BEST DAY EVER
George Browning, Sports Writer, [email protected]
There is a saying that the bond between a player and a coach lasts a lifetime. Never more has that been on display like it was Friday night at Corydon Central High School.
Chase Best, who does a variety of things at his alma mater, including coaching, groundskeeping and, frankly, whatever else he is needed to do, got the surprise of his life when he found out his former Little League coach, Jake Yonkers, was going to donate one of his kidneys to him.
The attempt to keep the moment a surprise was successful because Best said he didn’t have a clue before the reveal was made during halftime of the boys’ varsity basketball game.
“I knew it was going to be a ‘green out’; that’s all I knew,” he said. “I didn’t even realize there were going to be special shirts made. (Chase’s wife, Heather) said the idea started last week, and I don’t know how so many people were able to keep it a secret for that long.”

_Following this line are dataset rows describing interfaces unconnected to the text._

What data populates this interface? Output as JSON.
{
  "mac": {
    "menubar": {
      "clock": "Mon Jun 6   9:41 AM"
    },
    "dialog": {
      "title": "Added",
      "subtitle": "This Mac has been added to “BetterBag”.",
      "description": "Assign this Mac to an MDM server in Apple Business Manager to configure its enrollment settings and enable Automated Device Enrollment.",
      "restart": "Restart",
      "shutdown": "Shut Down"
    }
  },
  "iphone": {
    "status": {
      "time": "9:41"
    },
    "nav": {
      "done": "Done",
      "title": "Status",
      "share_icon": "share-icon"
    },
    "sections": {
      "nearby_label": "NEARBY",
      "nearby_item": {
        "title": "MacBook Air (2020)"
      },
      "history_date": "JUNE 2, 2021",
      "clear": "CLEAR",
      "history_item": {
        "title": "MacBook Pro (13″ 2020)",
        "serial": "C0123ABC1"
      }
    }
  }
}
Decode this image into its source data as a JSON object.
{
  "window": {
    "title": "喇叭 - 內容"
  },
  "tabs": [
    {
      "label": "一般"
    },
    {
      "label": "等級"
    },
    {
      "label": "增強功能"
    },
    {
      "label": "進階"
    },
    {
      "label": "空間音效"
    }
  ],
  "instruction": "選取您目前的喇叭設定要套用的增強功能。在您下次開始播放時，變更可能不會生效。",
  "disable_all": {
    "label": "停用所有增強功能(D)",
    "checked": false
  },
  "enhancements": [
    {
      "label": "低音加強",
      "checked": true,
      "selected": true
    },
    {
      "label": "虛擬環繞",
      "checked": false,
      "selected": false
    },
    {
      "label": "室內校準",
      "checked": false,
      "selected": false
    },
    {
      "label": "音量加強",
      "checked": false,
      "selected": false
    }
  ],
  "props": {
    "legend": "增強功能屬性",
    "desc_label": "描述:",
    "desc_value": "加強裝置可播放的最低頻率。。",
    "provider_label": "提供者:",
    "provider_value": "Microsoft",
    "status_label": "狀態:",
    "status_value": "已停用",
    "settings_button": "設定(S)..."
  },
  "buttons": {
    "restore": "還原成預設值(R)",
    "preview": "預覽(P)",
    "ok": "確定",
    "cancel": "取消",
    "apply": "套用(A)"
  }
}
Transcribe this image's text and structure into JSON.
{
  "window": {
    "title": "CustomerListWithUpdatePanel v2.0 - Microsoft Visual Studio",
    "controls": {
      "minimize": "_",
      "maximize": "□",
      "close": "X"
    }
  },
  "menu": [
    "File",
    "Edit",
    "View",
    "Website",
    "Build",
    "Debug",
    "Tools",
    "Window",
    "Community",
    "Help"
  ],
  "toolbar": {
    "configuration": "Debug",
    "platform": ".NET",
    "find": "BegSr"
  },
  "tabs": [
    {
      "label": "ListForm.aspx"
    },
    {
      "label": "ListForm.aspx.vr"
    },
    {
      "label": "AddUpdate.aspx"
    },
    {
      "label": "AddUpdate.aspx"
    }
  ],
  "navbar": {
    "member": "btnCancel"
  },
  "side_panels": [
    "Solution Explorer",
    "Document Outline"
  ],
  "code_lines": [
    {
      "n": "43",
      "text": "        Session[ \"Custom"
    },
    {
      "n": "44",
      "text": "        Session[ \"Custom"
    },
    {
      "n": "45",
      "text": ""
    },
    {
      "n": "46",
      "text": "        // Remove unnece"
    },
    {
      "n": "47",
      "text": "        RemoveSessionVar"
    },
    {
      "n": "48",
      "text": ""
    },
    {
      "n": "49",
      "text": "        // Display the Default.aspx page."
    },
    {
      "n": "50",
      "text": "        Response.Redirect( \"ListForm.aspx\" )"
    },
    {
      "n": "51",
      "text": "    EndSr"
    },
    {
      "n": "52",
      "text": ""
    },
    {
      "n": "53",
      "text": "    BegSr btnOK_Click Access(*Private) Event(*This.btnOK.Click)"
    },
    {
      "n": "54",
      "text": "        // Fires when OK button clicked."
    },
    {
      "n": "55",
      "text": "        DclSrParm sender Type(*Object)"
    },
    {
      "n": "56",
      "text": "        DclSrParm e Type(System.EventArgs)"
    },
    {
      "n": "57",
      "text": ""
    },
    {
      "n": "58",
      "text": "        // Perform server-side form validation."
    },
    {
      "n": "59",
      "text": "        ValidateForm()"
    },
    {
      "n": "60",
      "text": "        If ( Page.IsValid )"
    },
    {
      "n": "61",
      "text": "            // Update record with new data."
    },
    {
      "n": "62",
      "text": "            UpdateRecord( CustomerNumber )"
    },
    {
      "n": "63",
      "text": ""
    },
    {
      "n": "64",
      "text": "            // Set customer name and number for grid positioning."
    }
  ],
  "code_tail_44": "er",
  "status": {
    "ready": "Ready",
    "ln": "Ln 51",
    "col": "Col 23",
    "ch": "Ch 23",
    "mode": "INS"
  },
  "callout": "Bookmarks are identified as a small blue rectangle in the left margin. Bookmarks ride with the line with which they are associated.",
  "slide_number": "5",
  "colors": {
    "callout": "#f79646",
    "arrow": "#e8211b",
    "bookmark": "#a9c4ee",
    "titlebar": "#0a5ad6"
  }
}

The “green out” was designed to raise awareness for kidney disease. T-shirts were sold with proceeds benefiting the cause. According to the LivingKidney Donor Network, there are more than 93,000 people in the United States waiting for a kidney transplant; about 12 of them die each day.
Best, who is battling kidney disease to the point where he does dialysis several times a week, was called to mid-court during the midway point of the varsity game against Bedford North Lawrence.
Corydon Central athletic director John Atkins explained to those at the game the battle Best faces on a daily basis and then encouraged the crowd to find out how they could become donors by visiting bethematch.org.
Then, Atkins revealed the surprise as Best was given a special gift. Best pulled out a T-shirt that said “Kidney Buddies For Life.” As he looked up in surprise, Yonkers made his way to center court wearing a shirt with the same message. The two embraced and tears flowed throughout the gym.
“Once I read the shirt, I looked up and he was wearing one, too, I thought, ‘No way! This is unreal!’ ” Best said. “It’s the surprise of the lifetime. I am truly speechless about this.”
The bond between Best and Yonkers started in Minor League baseball many years ago and continued at Corydon Central. Yonkers helps out with the soccer program, and Best takes care of the field; the two bumped into each other last fall.
“We would fight for space on the Gator, and he would either give me a ride or I would give him a ride and that’s how we reconnected,” Yonkers said. “I know he is a grown man with a family of his own, but, in a sense, it still feels like he is that 13-year-old kid I got to coach.”
Yonkers also got to coach Best’s daughter in junior high soccer.
“She was about the age her dad was when I got to coach him,” he said. “She is a great kid, and they have a great family.”
Yonkers said he knew that Best was in need of a donor and, once he heard that his condition was worsening, he talked to his wife, Shannon, about seeing if he would be a match.
“I started thinking about it last fall and didn’t follow through because I kept thinking someone else will do it,” Yonkers said. “I knew he had lots of family and friends. Then, once I decided to do it, I didn’t even know how to start. Around Christmastime, Chase started getting worse and was in the hospital. There were a couple of donors who were close and they fell through. After talking with Shannon, I called Chase’s wife to find out how to start the process.”
To be a donor, you have to have the same blood type. Yonkers said he had no idea what blood type he had. He went to donate blood to find out. Once he got that information, the process started.
“I really saw God at work through this whole thing,” Yonkers said. “I called the donation coordinator and got the process started. It’s not an easy process to get through, but I kept passing each step of the process and got to this point.”
When the moment was over Friday night, Best said he was out of breath and he couldn’t get his heart to stop racing. He said to say it was the surprise of a lifetime would be an understatement.
“We never know who is even trying to be worked up to see if they are a match,” Best said. “This truly is amazing. It couldn’t have been any better than finding out here like this. This place is home. The staff and community are great. I put a lot of love and effort into this place because I love it so much and for them to come together and do this is amazing.”
There is no official date set for the transplant surgery, but Best said they have been told it will likely be the end of March or early April.